Name Janet Kellam
Age Almost 53; she was born Nov. 28, 1956
Occupation Director, Sawtooth National Forest Avalanche Center, Ketchum, Idaho
Number of avalanches survived Two
Loves to hate Faceted snow crystals, which cause persistent weak layers in the snowpack that can lead to avalanches
Sideline Matchmaker/ Universal Life Church minister. Sheintroduced one of her avalanche forecasters to his future wife, then married them at Circle A Ranch in Stanley, Idaho.
From a window of this low, brown building on Sun Valley Road in Ketchum, Idaho, the hill across the way looks perfect for sledding: frosted in snow and gently sloping, surrounded by towering peaks.
On the other side of the window, a woman in reading glasses squints at numbers on a computer screen, her graying braid flipped over one shoulder. She could be an accountant in a fleece jacket.
But neither view is quite what it seems.
Skis, boots, helmets and beacons litter the floor behind Janet Kellam. This is the office of the Sawtooth National Forest Avalanche Center, and Kellam, its director, is compiling temperature, wind and snowpack data for her daily avalanche forecast. As she clicks through the photos of gnarly slides in the area's backcountry that she uses to teach avalanche courses, she calmly describes the serenity that settled over her the time she was completely buried.
Then there's that hill. Take the slope angle, the aspect, the weather, the snowpack's condition. Combine these with the increasing number of homes around the valley that lie directly under snow-covered slopes like this one. The result: an "urban" avalanche problem that has become Kellam's personal obsession.

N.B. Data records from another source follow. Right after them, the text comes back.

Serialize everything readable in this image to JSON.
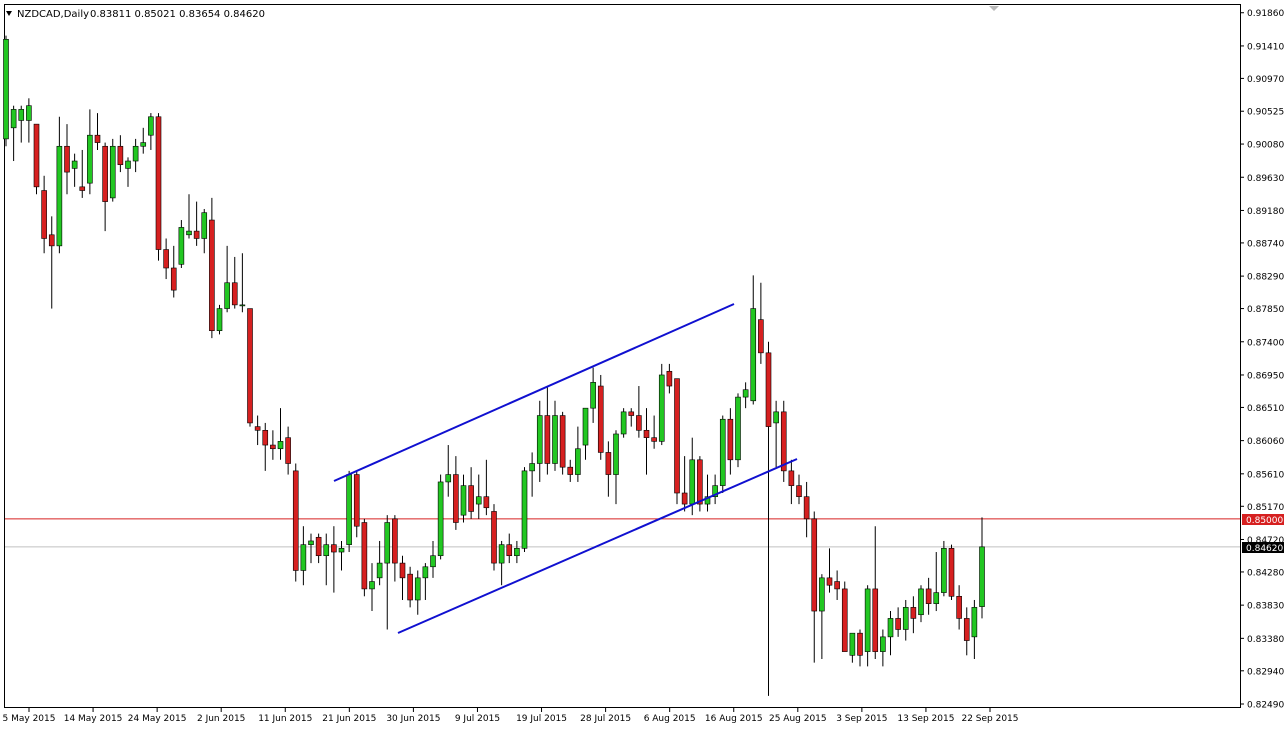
{
  "header": {
    "symbol": "NZDCAD,Daily",
    "ohlc": "0.83811 0.85021 0.83654 0.84620"
  },
  "colors": {
    "bull": "#22c722",
    "bear": "#d62020",
    "frame": "#000000",
    "channel": "#1010d0",
    "level": "#d62020",
    "current": "#000000"
  },
  "levels": {
    "resistance": "0.85000",
    "current_price": "0.84620"
  },
  "chart_data": {
    "type": "candlestick",
    "title": "NZDCAD,Daily",
    "ylim": [
      0.8249,
      0.9187
    ],
    "y_ticks": [
      "0.91860",
      "0.91410",
      "0.90970",
      "0.90525",
      "0.90080",
      "0.89630",
      "0.89180",
      "0.88740",
      "0.88290",
      "0.87850",
      "0.87400",
      "0.86950",
      "0.86510",
      "0.86060",
      "0.85610",
      "0.85170",
      "0.84720",
      "0.84280",
      "0.83830",
      "0.83380",
      "0.82940",
      "0.82490"
    ],
    "x_tick_labels": [
      "5 May 2015",
      "14 May 2015",
      "24 May 2015",
      "2 Jun 2015",
      "11 Jun 2015",
      "21 Jun 2015",
      "30 Jun 2015",
      "9 Jul 2015",
      "19 Jul 2015",
      "28 Jul 2015",
      "6 Aug 2015",
      "16 Aug 2015",
      "25 Aug 2015",
      "3 Sep 2015",
      "13 Sep 2015",
      "22 Sep 2015"
    ],
    "candles": [
      {
        "o": 0.9015,
        "h": 0.9155,
        "l": 0.9005,
        "c": 0.915
      },
      {
        "o": 0.903,
        "h": 0.906,
        "l": 0.8985,
        "c": 0.9055
      },
      {
        "o": 0.904,
        "h": 0.906,
        "l": 0.901,
        "c": 0.9055
      },
      {
        "o": 0.904,
        "h": 0.907,
        "l": 0.901,
        "c": 0.906
      },
      {
        "o": 0.9035,
        "h": 0.9035,
        "l": 0.894,
        "c": 0.895
      },
      {
        "o": 0.8945,
        "h": 0.8965,
        "l": 0.886,
        "c": 0.888
      },
      {
        "o": 0.8885,
        "h": 0.891,
        "l": 0.8785,
        "c": 0.887
      },
      {
        "o": 0.887,
        "h": 0.9045,
        "l": 0.886,
        "c": 0.9005
      },
      {
        "o": 0.9005,
        "h": 0.9035,
        "l": 0.894,
        "c": 0.897
      },
      {
        "o": 0.8975,
        "h": 0.8995,
        "l": 0.895,
        "c": 0.8985
      },
      {
        "o": 0.895,
        "h": 0.9,
        "l": 0.8935,
        "c": 0.8945
      },
      {
        "o": 0.8955,
        "h": 0.9055,
        "l": 0.894,
        "c": 0.902
      },
      {
        "o": 0.902,
        "h": 0.905,
        "l": 0.9,
        "c": 0.901
      },
      {
        "o": 0.9005,
        "h": 0.901,
        "l": 0.889,
        "c": 0.893
      },
      {
        "o": 0.8935,
        "h": 0.9015,
        "l": 0.893,
        "c": 0.9005
      },
      {
        "o": 0.9005,
        "h": 0.902,
        "l": 0.897,
        "c": 0.898
      },
      {
        "o": 0.8975,
        "h": 0.899,
        "l": 0.895,
        "c": 0.8985
      },
      {
        "o": 0.8985,
        "h": 0.9015,
        "l": 0.897,
        "c": 0.9005
      },
      {
        "o": 0.9005,
        "h": 0.903,
        "l": 0.8995,
        "c": 0.901
      },
      {
        "o": 0.902,
        "h": 0.905,
        "l": 0.9,
        "c": 0.9045
      },
      {
        "o": 0.9045,
        "h": 0.905,
        "l": 0.885,
        "c": 0.8865
      },
      {
        "o": 0.8865,
        "h": 0.888,
        "l": 0.8825,
        "c": 0.884
      },
      {
        "o": 0.884,
        "h": 0.887,
        "l": 0.88,
        "c": 0.881
      },
      {
        "o": 0.8845,
        "h": 0.8905,
        "l": 0.884,
        "c": 0.8895
      },
      {
        "o": 0.8885,
        "h": 0.894,
        "l": 0.888,
        "c": 0.889
      },
      {
        "o": 0.889,
        "h": 0.893,
        "l": 0.887,
        "c": 0.888
      },
      {
        "o": 0.888,
        "h": 0.892,
        "l": 0.886,
        "c": 0.8915
      },
      {
        "o": 0.8905,
        "h": 0.8935,
        "l": 0.8745,
        "c": 0.8755
      },
      {
        "o": 0.8755,
        "h": 0.879,
        "l": 0.875,
        "c": 0.8785
      },
      {
        "o": 0.8785,
        "h": 0.887,
        "l": 0.878,
        "c": 0.882
      },
      {
        "o": 0.882,
        "h": 0.8855,
        "l": 0.8785,
        "c": 0.879
      },
      {
        "o": 0.879,
        "h": 0.886,
        "l": 0.878,
        "c": 0.879
      },
      {
        "o": 0.8785,
        "h": 0.8785,
        "l": 0.8625,
        "c": 0.863
      },
      {
        "o": 0.8625,
        "h": 0.864,
        "l": 0.86,
        "c": 0.862
      },
      {
        "o": 0.862,
        "h": 0.863,
        "l": 0.8565,
        "c": 0.86
      },
      {
        "o": 0.86,
        "h": 0.862,
        "l": 0.858,
        "c": 0.8595
      },
      {
        "o": 0.8595,
        "h": 0.865,
        "l": 0.858,
        "c": 0.8605
      },
      {
        "o": 0.861,
        "h": 0.8625,
        "l": 0.856,
        "c": 0.8575
      },
      {
        "o": 0.8565,
        "h": 0.8575,
        "l": 0.8415,
        "c": 0.843
      },
      {
        "o": 0.843,
        "h": 0.849,
        "l": 0.841,
        "c": 0.8465
      },
      {
        "o": 0.8465,
        "h": 0.848,
        "l": 0.844,
        "c": 0.847
      },
      {
        "o": 0.8475,
        "h": 0.848,
        "l": 0.844,
        "c": 0.845
      },
      {
        "o": 0.845,
        "h": 0.848,
        "l": 0.841,
        "c": 0.8465
      },
      {
        "o": 0.8465,
        "h": 0.849,
        "l": 0.84,
        "c": 0.8455
      },
      {
        "o": 0.8455,
        "h": 0.847,
        "l": 0.843,
        "c": 0.846
      },
      {
        "o": 0.8465,
        "h": 0.8565,
        "l": 0.8455,
        "c": 0.856
      },
      {
        "o": 0.856,
        "h": 0.8565,
        "l": 0.8475,
        "c": 0.849
      },
      {
        "o": 0.8495,
        "h": 0.85,
        "l": 0.8395,
        "c": 0.8405
      },
      {
        "o": 0.8405,
        "h": 0.844,
        "l": 0.8375,
        "c": 0.8415
      },
      {
        "o": 0.842,
        "h": 0.847,
        "l": 0.841,
        "c": 0.844
      },
      {
        "o": 0.844,
        "h": 0.8505,
        "l": 0.835,
        "c": 0.8495
      },
      {
        "o": 0.85,
        "h": 0.8505,
        "l": 0.8415,
        "c": 0.844
      },
      {
        "o": 0.844,
        "h": 0.845,
        "l": 0.839,
        "c": 0.842
      },
      {
        "o": 0.8425,
        "h": 0.8435,
        "l": 0.838,
        "c": 0.839
      },
      {
        "o": 0.839,
        "h": 0.843,
        "l": 0.837,
        "c": 0.842
      },
      {
        "o": 0.842,
        "h": 0.844,
        "l": 0.839,
        "c": 0.8435
      },
      {
        "o": 0.8435,
        "h": 0.847,
        "l": 0.842,
        "c": 0.845
      },
      {
        "o": 0.845,
        "h": 0.856,
        "l": 0.8445,
        "c": 0.855
      },
      {
        "o": 0.855,
        "h": 0.86,
        "l": 0.853,
        "c": 0.856
      },
      {
        "o": 0.856,
        "h": 0.8585,
        "l": 0.8485,
        "c": 0.8495
      },
      {
        "o": 0.8505,
        "h": 0.856,
        "l": 0.8495,
        "c": 0.8545
      },
      {
        "o": 0.8545,
        "h": 0.857,
        "l": 0.85,
        "c": 0.851
      },
      {
        "o": 0.852,
        "h": 0.856,
        "l": 0.85,
        "c": 0.853
      },
      {
        "o": 0.853,
        "h": 0.858,
        "l": 0.8505,
        "c": 0.8515
      },
      {
        "o": 0.851,
        "h": 0.852,
        "l": 0.843,
        "c": 0.844
      },
      {
        "o": 0.844,
        "h": 0.847,
        "l": 0.841,
        "c": 0.8465
      },
      {
        "o": 0.8465,
        "h": 0.848,
        "l": 0.844,
        "c": 0.845
      },
      {
        "o": 0.845,
        "h": 0.847,
        "l": 0.844,
        "c": 0.846
      },
      {
        "o": 0.846,
        "h": 0.857,
        "l": 0.8455,
        "c": 0.8565
      },
      {
        "o": 0.8565,
        "h": 0.859,
        "l": 0.853,
        "c": 0.8575
      },
      {
        "o": 0.8575,
        "h": 0.866,
        "l": 0.855,
        "c": 0.864
      },
      {
        "o": 0.864,
        "h": 0.868,
        "l": 0.856,
        "c": 0.8575
      },
      {
        "o": 0.8575,
        "h": 0.866,
        "l": 0.8565,
        "c": 0.864
      },
      {
        "o": 0.864,
        "h": 0.8645,
        "l": 0.856,
        "c": 0.857
      },
      {
        "o": 0.857,
        "h": 0.858,
        "l": 0.855,
        "c": 0.856
      },
      {
        "o": 0.856,
        "h": 0.8625,
        "l": 0.855,
        "c": 0.8595
      },
      {
        "o": 0.86,
        "h": 0.865,
        "l": 0.858,
        "c": 0.865
      },
      {
        "o": 0.865,
        "h": 0.8705,
        "l": 0.863,
        "c": 0.8685
      },
      {
        "o": 0.868,
        "h": 0.8695,
        "l": 0.858,
        "c": 0.859
      },
      {
        "o": 0.859,
        "h": 0.8605,
        "l": 0.853,
        "c": 0.856
      },
      {
        "o": 0.856,
        "h": 0.862,
        "l": 0.852,
        "c": 0.8615
      },
      {
        "o": 0.8615,
        "h": 0.865,
        "l": 0.861,
        "c": 0.8645
      },
      {
        "o": 0.8645,
        "h": 0.865,
        "l": 0.8625,
        "c": 0.864
      },
      {
        "o": 0.864,
        "h": 0.868,
        "l": 0.861,
        "c": 0.862
      },
      {
        "o": 0.862,
        "h": 0.865,
        "l": 0.856,
        "c": 0.861
      },
      {
        "o": 0.861,
        "h": 0.864,
        "l": 0.8595,
        "c": 0.8605
      },
      {
        "o": 0.8605,
        "h": 0.871,
        "l": 0.86,
        "c": 0.8695
      },
      {
        "o": 0.87,
        "h": 0.871,
        "l": 0.867,
        "c": 0.868
      },
      {
        "o": 0.869,
        "h": 0.869,
        "l": 0.852,
        "c": 0.8535
      },
      {
        "o": 0.8535,
        "h": 0.8585,
        "l": 0.851,
        "c": 0.852
      },
      {
        "o": 0.852,
        "h": 0.861,
        "l": 0.8505,
        "c": 0.858
      },
      {
        "o": 0.858,
        "h": 0.8585,
        "l": 0.851,
        "c": 0.852
      },
      {
        "o": 0.852,
        "h": 0.856,
        "l": 0.851,
        "c": 0.853
      },
      {
        "o": 0.853,
        "h": 0.856,
        "l": 0.852,
        "c": 0.8545
      },
      {
        "o": 0.8545,
        "h": 0.864,
        "l": 0.8535,
        "c": 0.8635
      },
      {
        "o": 0.8635,
        "h": 0.865,
        "l": 0.856,
        "c": 0.858
      },
      {
        "o": 0.858,
        "h": 0.867,
        "l": 0.857,
        "c": 0.8665
      },
      {
        "o": 0.8665,
        "h": 0.8685,
        "l": 0.865,
        "c": 0.8675
      },
      {
        "o": 0.866,
        "h": 0.883,
        "l": 0.8655,
        "c": 0.8785
      },
      {
        "o": 0.877,
        "h": 0.882,
        "l": 0.871,
        "c": 0.8725
      },
      {
        "o": 0.8725,
        "h": 0.874,
        "l": 0.826,
        "c": 0.8625
      },
      {
        "o": 0.863,
        "h": 0.866,
        "l": 0.857,
        "c": 0.8645
      },
      {
        "o": 0.8645,
        "h": 0.866,
        "l": 0.855,
        "c": 0.8565
      },
      {
        "o": 0.8565,
        "h": 0.858,
        "l": 0.852,
        "c": 0.8545
      },
      {
        "o": 0.8545,
        "h": 0.856,
        "l": 0.852,
        "c": 0.853
      },
      {
        "o": 0.853,
        "h": 0.855,
        "l": 0.8475,
        "c": 0.85
      },
      {
        "o": 0.85,
        "h": 0.851,
        "l": 0.8305,
        "c": 0.8375
      },
      {
        "o": 0.8375,
        "h": 0.8425,
        "l": 0.831,
        "c": 0.842
      },
      {
        "o": 0.842,
        "h": 0.846,
        "l": 0.84,
        "c": 0.841
      },
      {
        "o": 0.8415,
        "h": 0.843,
        "l": 0.839,
        "c": 0.8405
      },
      {
        "o": 0.8405,
        "h": 0.8415,
        "l": 0.833,
        "c": 0.832
      },
      {
        "o": 0.8315,
        "h": 0.8345,
        "l": 0.8305,
        "c": 0.8345
      },
      {
        "o": 0.8345,
        "h": 0.835,
        "l": 0.83,
        "c": 0.8315
      },
      {
        "o": 0.832,
        "h": 0.841,
        "l": 0.83,
        "c": 0.8405
      },
      {
        "o": 0.8405,
        "h": 0.849,
        "l": 0.831,
        "c": 0.832
      },
      {
        "o": 0.832,
        "h": 0.835,
        "l": 0.83,
        "c": 0.834
      },
      {
        "o": 0.834,
        "h": 0.8375,
        "l": 0.8315,
        "c": 0.8365
      },
      {
        "o": 0.8365,
        "h": 0.838,
        "l": 0.834,
        "c": 0.835
      },
      {
        "o": 0.835,
        "h": 0.839,
        "l": 0.8335,
        "c": 0.838
      },
      {
        "o": 0.838,
        "h": 0.8395,
        "l": 0.8345,
        "c": 0.8365
      },
      {
        "o": 0.837,
        "h": 0.841,
        "l": 0.836,
        "c": 0.8405
      },
      {
        "o": 0.8405,
        "h": 0.842,
        "l": 0.837,
        "c": 0.8385
      },
      {
        "o": 0.8385,
        "h": 0.8455,
        "l": 0.8375,
        "c": 0.84
      },
      {
        "o": 0.84,
        "h": 0.847,
        "l": 0.8395,
        "c": 0.846
      },
      {
        "o": 0.846,
        "h": 0.8465,
        "l": 0.839,
        "c": 0.8395
      },
      {
        "o": 0.8395,
        "h": 0.841,
        "l": 0.835,
        "c": 0.8365
      },
      {
        "o": 0.8365,
        "h": 0.838,
        "l": 0.8315,
        "c": 0.8335
      },
      {
        "o": 0.834,
        "h": 0.839,
        "l": 0.831,
        "c": 0.838
      },
      {
        "o": 0.8381,
        "h": 0.8502,
        "l": 0.8365,
        "c": 0.8462
      }
    ]
  }
}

In-town avalanches are rare compared to backcountry ones. Yet the potential is there. Two series of slides hit three weeks apart in January 2008, blocking roads and flooding and damaging homes. Kellam isn't worried about the houses: The ones in avalanche paths here are burly feats of structural engineering. But their inhabitants -- and the snow-removal crews, utility workers, visiting friends and house cleaners -- often don't realize the danger. "I can't tell you the number of dog walkers underneath steep slopes in some of these neighborhoods that I've had to stop," Kellam says.
During 2008's avalanche cycles, slides hit multiple areas in close succession, straining emergency crews. With more development or bigger cycles, the problem could get worse. And Kellam wonders, "Is it fair to ask these people to be put at such risk because somebody wants to live underneath an avalanche slope?"

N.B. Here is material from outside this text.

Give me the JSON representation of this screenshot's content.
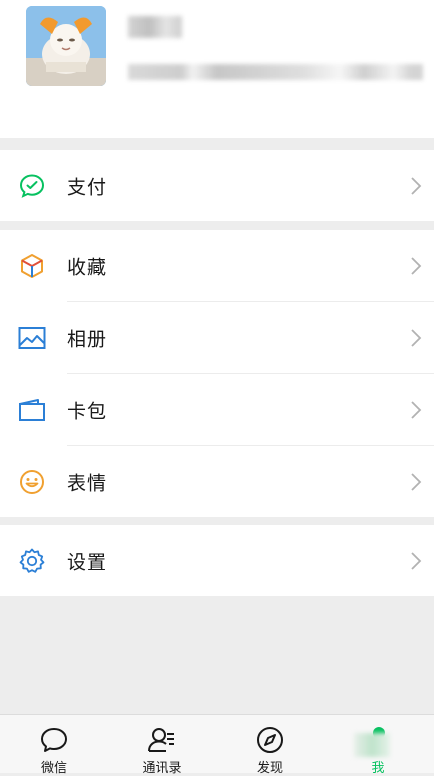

Kellam has spoken to local officials about risky development proposals. But most of her efforts target the folks in immediate danger. In 2000, the avalanche center began running courses for linemen with Idaho Power, who are often called out during a storm's peak. In addition to avalanche basics, linemen learn to work more safely in avalanche conditions and how to use their equipment for rescues if needed. Kellam says they're "superstars"; once, they buried a dummy with a beacon in eight feet of snow just to practice a more realistic avalanche rescue scenario. In 2007, Kellam began offering free avalanche-safety briefings to snow-removal crews, with an interpreter on hand for Spanish-speaking workers. But the program fizzled after almost no one showed up two years in a row.
"I think it's always going to be hard to get people to pay attention to it -- until, unfortunately, there's an accident."
Kellam first came to Idaho in the 1970s. Offered a summer job in Stanley, the college student examined a map and was won over by the vast areas in the state without roads. A former college ski racer, Kellam became a ski guide here and elsewhere in the West, but the community's warmth made her settle down permanently.
Kellam's skiing ability, snow knowledge and community spirit -- she revived a faltering local Nordic area -- caught the eye of the avalanche center's previous director, who tapped her to be a forecaster in 1996.
The avalanche center has always offered public courses as well as daily winter avalanche forecasts for the nearby backcountry. Early courses drew three or four people; now, each class gets close to 100 students. For a small suggested donation, the basic course identifies avalanche terrain and warning signs, and advises what to do if you're caught in a slide. Kellam has also started courses tailored to women and snowmobilers.
Her approach seems to be working. Last winter, nearly 700 people took classes. "We have a much more diverse audience" than in 2001, when she took charge of the center, she says. "We're not just getting the avid backcountry skier."
The evolution in avalanche consciousness is written on the snow. Last winter, Kellam noticed that most tracks on high-avalanche danger days carved down safer, low-angle slopes. "I saw more good decisions than I've ever seen in the backcountry around here."